"There is always a philosophy for lack of courage."—Albert Camus

Wednesday, January 17, 2007

Black Coaches and Equal Opportunity

NFL Chicago Bears coach Lovie SmithAs if the pressure on National Football League coaches weren't enough, especially during the playoffs, Chicago Bears coach Lovie Smith and Indianapolis Colts coach Tony Dungy are forced to labor under the additional condition that everything they do will be characterized as having been accomplished—or failed, as the case may be—by a black American.

This Sunday, the two coaches will be leading teams in the NFL conference championship games, with the possibility that both will coach in the Super Bowl this year. And of course reporters have characterized this as a significant event, which of course it is, insofar as football is significant.

But there is a thorn in the acknowledgment of the men's accomplishment. Smith noted in a TV interview that he is forced to bear an additional responsibility because he is black.

It's unfortunate that a black American cannot just be a coach, or an entrepreneur, or a housewife but must be seen as a black coach, entrepreneur, or housewife. Americans tend to see each black or woman as a representative of a group rather than an individual.

As Smith put it yesterday,

I hope for a day when it is unnoticed, but that day isn’t here. This is the first time. You have to acknowledge that. We do. I do. I realize the responsibility that comes with that.

But as much as anything, I realize my responsibility of just being the head coach of the Chicago Bears, and it’s been a long time since we’ve been in this position. I’m just excited for our football team to be able to take another step.

Smith and Dungy have both handled these expectations admirably over the years, but they shouldn't have to. New Orleans Saints coach Sean Payton and New England Patriots coach Bill Belichick are coaches, not white coaches, and that's the way it should be for Smith and Dungy. They are people, not symbols.

We should hope that the day arrives soon when black Americans don't have to bear an additional responsibility to other blacks or to society as a whole (having to exemplify our national ideal of equal opportunity) because of an accident of skin color, but instead are judged solely by their own accomplishments. To add to people's burdens by making them symbols only makes their lives that much more difficult.

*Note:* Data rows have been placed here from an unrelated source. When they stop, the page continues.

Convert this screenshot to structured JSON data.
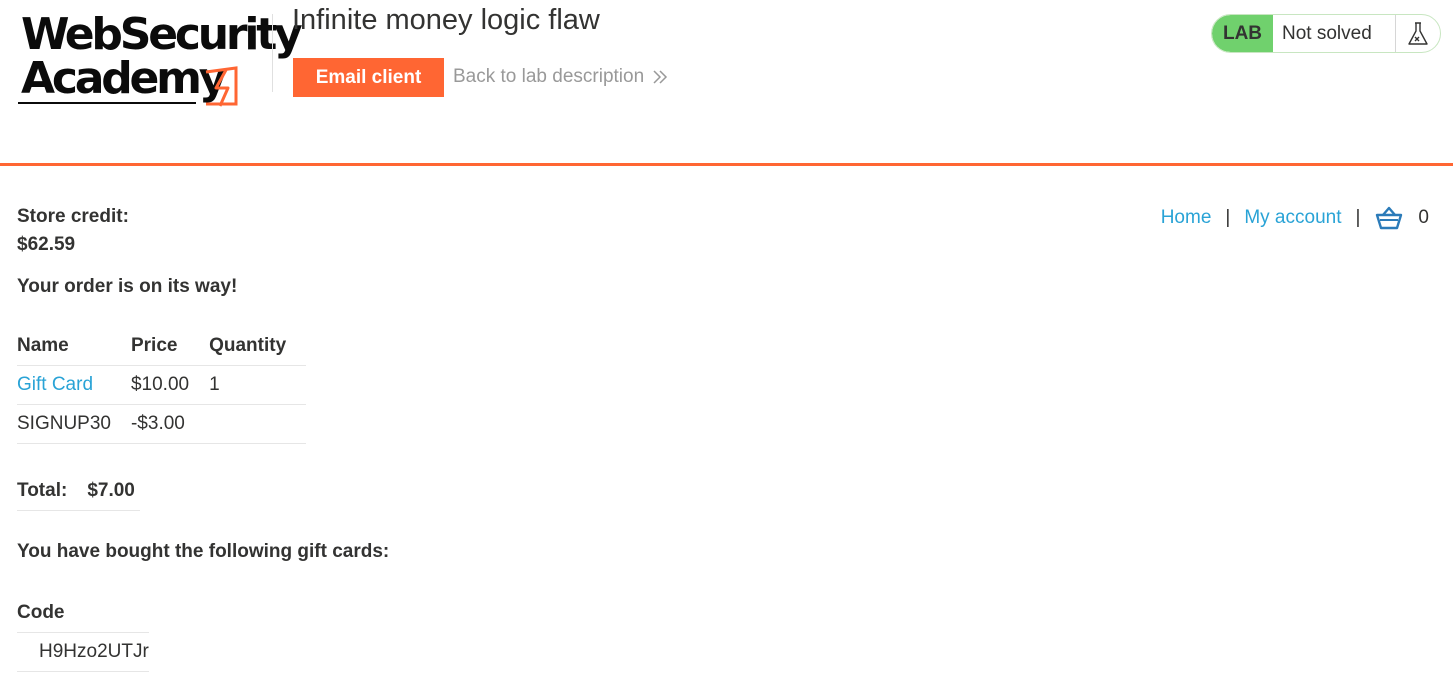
{
  "header": {
    "logo": {
      "line1": "WebSecurity",
      "line2": "Academy"
    },
    "lab_title": "Infinite money logic flaw",
    "email_client_label": "Email client",
    "back_link_label": "Back to lab description",
    "lab_badge": "LAB",
    "lab_status": "Not solved"
  },
  "nav": {
    "home": "Home",
    "separator": "|",
    "my_account": "My account",
    "cart_count": "0"
  },
  "account": {
    "store_credit_label": "Store credit:",
    "store_credit_value": "$62.59"
  },
  "order": {
    "message": "Your order is on its way!",
    "columns": [
      "Name",
      "Price",
      "Quantity"
    ],
    "rows": [
      {
        "name": "Gift Card",
        "price": "$10.00",
        "quantity": "1"
      },
      {
        "name": "SIGNUP30",
        "price": "-$3.00",
        "quantity": ""
      }
    ],
    "total_label": "Total:",
    "total_value": "$7.00"
  },
  "gift_cards": {
    "message": "You have bought the following gift cards:",
    "column": "Code",
    "codes": [
      "H9Hzo2UTJr"
    ]
  },
  "colors": {
    "accent_orange": "#ff6633",
    "link_blue": "#29a3d6",
    "lab_green": "#70d16d",
    "text": "#333332"
  },
  "icons": {
    "back": "double-chevron-right-icon",
    "flask": "flask-icon",
    "cart": "cart-icon",
    "logo_mark": "lightning-bolt-icon"
  }
}
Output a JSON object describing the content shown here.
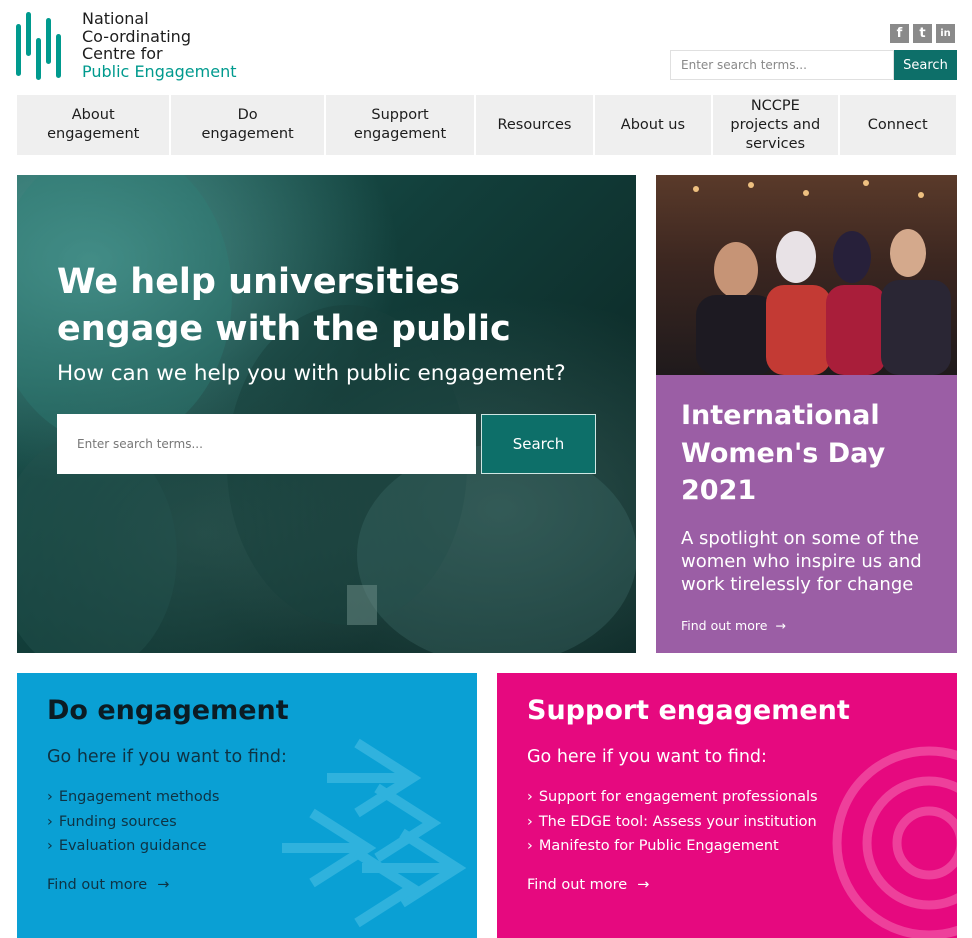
{
  "header": {
    "logo": {
      "line1": "National",
      "line2": "Co-ordinating",
      "line3": "Centre for",
      "line4": "Public Engagement"
    },
    "social": [
      {
        "icon": "facebook-icon",
        "glyph": "f"
      },
      {
        "icon": "twitter-icon",
        "glyph": "t"
      },
      {
        "icon": "linkedin-icon",
        "glyph": "in"
      }
    ],
    "search": {
      "placeholder": "Enter search terms...",
      "button": "Search"
    }
  },
  "nav": [
    {
      "label": "About engagement"
    },
    {
      "label": "Do engagement"
    },
    {
      "label": "Support engagement"
    },
    {
      "label": "Resources"
    },
    {
      "label": "About us"
    },
    {
      "label": "NCCPE projects and services"
    },
    {
      "label": "Connect"
    }
  ],
  "hero": {
    "title": "We help universities engage with the public",
    "subtitle": "How can we help you with public engagement?",
    "search": {
      "placeholder": "Enter search terms...",
      "button": "Search"
    }
  },
  "feature": {
    "title": "International Women's Day 2021",
    "description": "A spotlight on some of the women who inspire us and work tirelessly for change",
    "link": "Find out more"
  },
  "panels": {
    "do": {
      "title": "Do engagement",
      "subtitle": "Go here if you want to find:",
      "items": [
        "Engagement methods",
        "Funding sources",
        "Evaluation guidance"
      ],
      "link": "Find out more"
    },
    "support": {
      "title": "Support engagement",
      "subtitle": "Go here if you want to find:",
      "items": [
        "Support for engagement professionals",
        "The EDGE tool: Assess your institution",
        "Manifesto for Public Engagement"
      ],
      "link": "Find out more"
    }
  },
  "colors": {
    "brand_teal": "#009a8e",
    "button_teal": "#0d6f69",
    "feature_purple": "#9b5ea5",
    "do_blue": "#0aa0d4",
    "support_pink": "#e6097f",
    "nav_bg": "#efefef"
  }
}
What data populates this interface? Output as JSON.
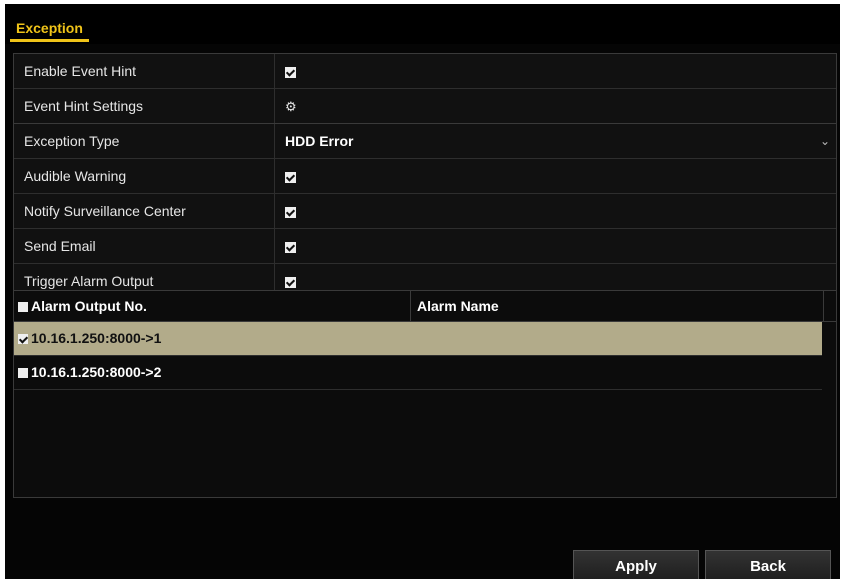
{
  "window": {
    "tab_label": "Exception"
  },
  "event_hint": {
    "enable": {
      "label": "Enable Event Hint",
      "checked": true
    },
    "settings": {
      "label": "Event Hint Settings",
      "icon": "gear-icon"
    }
  },
  "exception": {
    "type": {
      "label": "Exception Type",
      "value": "HDD Error",
      "icon": "chevron-down-icon"
    },
    "audible_warning": {
      "label": "Audible Warning",
      "checked": true
    },
    "notify_center": {
      "label": "Notify Surveillance Center",
      "checked": true
    },
    "send_email": {
      "label": "Send Email",
      "checked": true
    },
    "trigger_alarm": {
      "label": "Trigger Alarm Output",
      "checked": true
    }
  },
  "alarm_table": {
    "columns": [
      "Alarm Output No.",
      "Alarm Name"
    ],
    "header_checked": false,
    "rows": [
      {
        "output": "10.16.1.250:8000->1",
        "name": "",
        "checked": true,
        "selected": true
      },
      {
        "output": "10.16.1.250:8000->2",
        "name": "",
        "checked": false,
        "selected": false
      }
    ]
  },
  "buttons": {
    "apply": "Apply",
    "back": "Back"
  },
  "colors": {
    "accent": "#f0c419",
    "selected_row": "#b2ab8a",
    "background": "#050505"
  }
}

Most important of all, judging people as individuals gives each person the greatest incentive to use their time and talents—and that is the surest way to open the road to success for everyone.

From Karnick on Culture.

1 comment:

Evanston said...

TOTALLY agree. I was thinking the same thing when I saw the Smith interview on Chicago TV. He is kicking major butt, and I hope his team follows his example this Sunday! Grossman, don't be gross, man!